### Excerpts from an interface dataset
****************************************
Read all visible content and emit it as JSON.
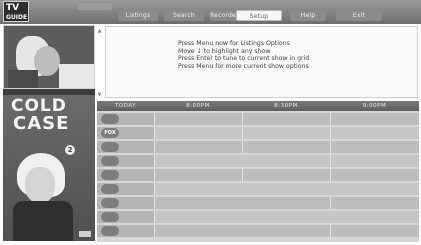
{
  "header": {
    "logo_top": "TV",
    "logo_bottom": "GUIDE",
    "small_tab_label": "",
    "tabs": [
      {
        "label": "Listings",
        "active": false
      },
      {
        "label": "Search",
        "active": false
      },
      {
        "label": "Recorded",
        "active": false
      },
      {
        "label": "Setup",
        "active": true
      },
      {
        "label": "Help",
        "active": false
      },
      {
        "label": "Exit",
        "active": false
      }
    ]
  },
  "promo": {
    "title_line1": "COLD",
    "title_line2": "CASE",
    "subtitle": "",
    "channel_badge": "2",
    "time": ""
  },
  "info": {
    "badge": "",
    "lines": [
      "Press Menu now for Listings Options",
      "Move ↓ to highlight any show",
      "Press Enter to tune to current show in grid",
      "Press Menu for more current show options"
    ]
  },
  "grid": {
    "columns": [
      "TODAY",
      "8:00PM",
      "8:30PM",
      "9:00PM"
    ],
    "rows": [
      {
        "logo": "",
        "number": "",
        "programs": [
          "",
          "",
          ""
        ]
      },
      {
        "logo": "FOX",
        "number": "",
        "programs": [
          "",
          "",
          ""
        ]
      },
      {
        "logo": "",
        "number": "",
        "programs": [
          "",
          "",
          ""
        ]
      },
      {
        "logo": "",
        "number": "",
        "programs": [
          "",
          ""
        ]
      },
      {
        "logo": "",
        "number": "",
        "programs": [
          "",
          "",
          ""
        ]
      },
      {
        "logo": "",
        "number": "",
        "programs": [
          ""
        ]
      },
      {
        "logo": "",
        "number": "",
        "programs": [
          "",
          ""
        ]
      },
      {
        "logo": "",
        "number": "",
        "programs": [
          ""
        ]
      },
      {
        "logo": "",
        "number": "",
        "programs": [
          "",
          ""
        ]
      }
    ]
  },
  "colors": {
    "accent": "#7a7a7a",
    "background": "#ffffff"
  }
}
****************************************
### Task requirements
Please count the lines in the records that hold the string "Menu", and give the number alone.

### Reply to the exercise
2